     Now we’ll explore determination as a very important character trait. If you are a determined person I believe you persevere through the difficult situations. You have dreams and goals that you pursue, even when they seem too big to reach. When I was a little girl I wasn’t walking at the usual age, so my parents began taking me to various doctors. When I was four years old one specialist declared that I would never walk. My Dad was infuriated that someone would think he had the power to decide such a thing! He picked me up and stormed out of the office. My Dad told me not to pay attention to what the doctor said. My Dad said, “Just because he said that, it doesn’t mean he’s right.” My Dad made a decision that changed my life, proving the doctor was wrong. If my Dad had listened to that doctor, I never would have realized my dream. When things are difficult, remember that you have the power to change many circumstances. Perseverance is the key to success.
Finally, we’ll talk about integrity. In my house we were taught to be honest in any situation. We had to uphold the truth. In order to illustrate my point, I’ll tell you the story of an event that happened when I was very small. My Dad had decided I could enter an event called the grooming class in a horse show. It didn’t involve riding. All I needed to do was walk a big white horse named Laddie into the ring. The judge would examine every detail of his appearance. He would check if Laddie’s coat was shining. He would see if his hooves were polished. He would check to be sure Laddie’s mane and tail were free from tangles and perfectly clean. While walking slowly around Laddie, the judge made notes on his pad. Finally he asked, “Did you groom him all by yourself, honey?” I answered, “No, my Daddy helped me.” I was thrilled with my blue ribbon, even though everyone else got one too.
 I left the ring, and Daddy said, “You probably would’ve gotten a special prize if you had told the judge you groomed Laddie yourself.”
          “But Daddy, it wouldn’t be the truth,” I answered.  He smiled and gave me a big hug because he knew I had made the right choice.
          I can tell you without reservation that the directors of the Claire Power Murphy Foundation stand for good character and values. We’re working together to help make the world a better place for everyone. We want to be good role models. How about you?
http://www.cpmfoundation.net/page14.html
copyright 2014: Deanie Humphrys-Dunne

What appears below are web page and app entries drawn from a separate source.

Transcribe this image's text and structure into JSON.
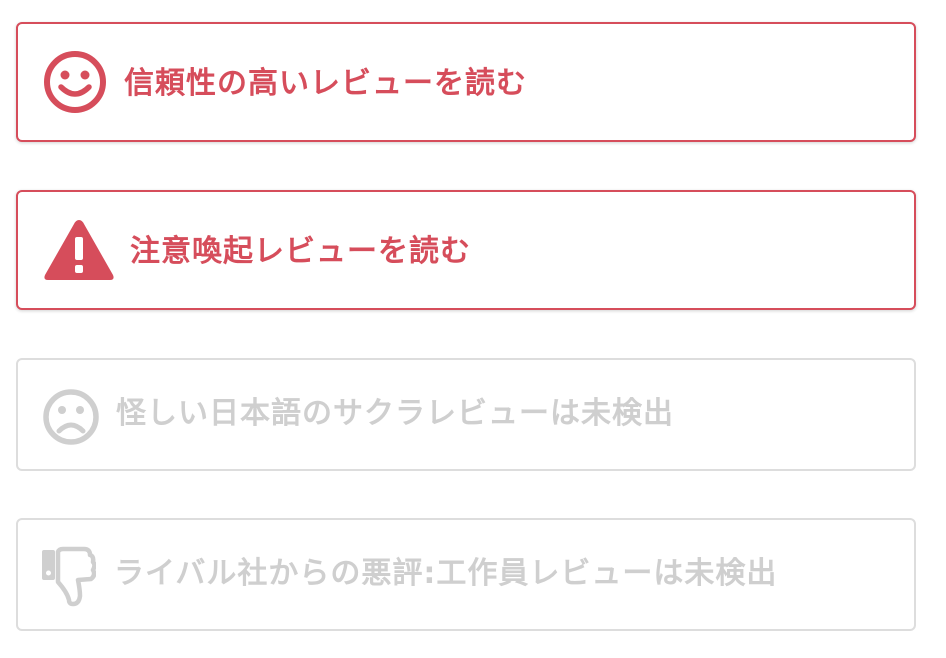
{
  "colors": {
    "accent": "#d64d5b",
    "muted_border": "#dddddd",
    "muted_text": "#cfcfcf"
  },
  "cards": [
    {
      "label": "信頼性の高いレビューを読む",
      "icon": "smile-icon",
      "state": "active"
    },
    {
      "label": "注意喚起レビューを読む",
      "icon": "warning-icon",
      "state": "active"
    },
    {
      "label": "怪しい日本語のサクラレビューは未検出",
      "icon": "frown-icon",
      "state": "inactive"
    },
    {
      "label": "ライバル社からの悪評:工作員レビューは未検出",
      "icon": "thumbs-down-icon",
      "state": "inactive"
    }
  ]
}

Thursday, September 4, 2014

This week we're celebrating...

As most of you know on Fridays we celebrate big things and little ones that happened during the week.  Be sure to stop by VikLit.blogspot.com. Thanks for starting this group.
Here's what we're celebrating...

  • A night out with my husband tomorrow
  • A phone interview for one of the local newspapers-I hope we're going to still be celebrating this after it happens since I won't know the questions. D
  • I found a mistake in my new book that would have caused some confusion if it went undetected. Really grateful for this.
  • My sister, Holly, has been working on the illustrations for our new book. We're on track to have it out before Christmas, which was our goal.
Wishing yo all a wonderful weekend. Thanks for stopping by.

Copyright 2014 Deanie Humphrys-Dunne
Website: www.childrensbookswithlifelessons.com.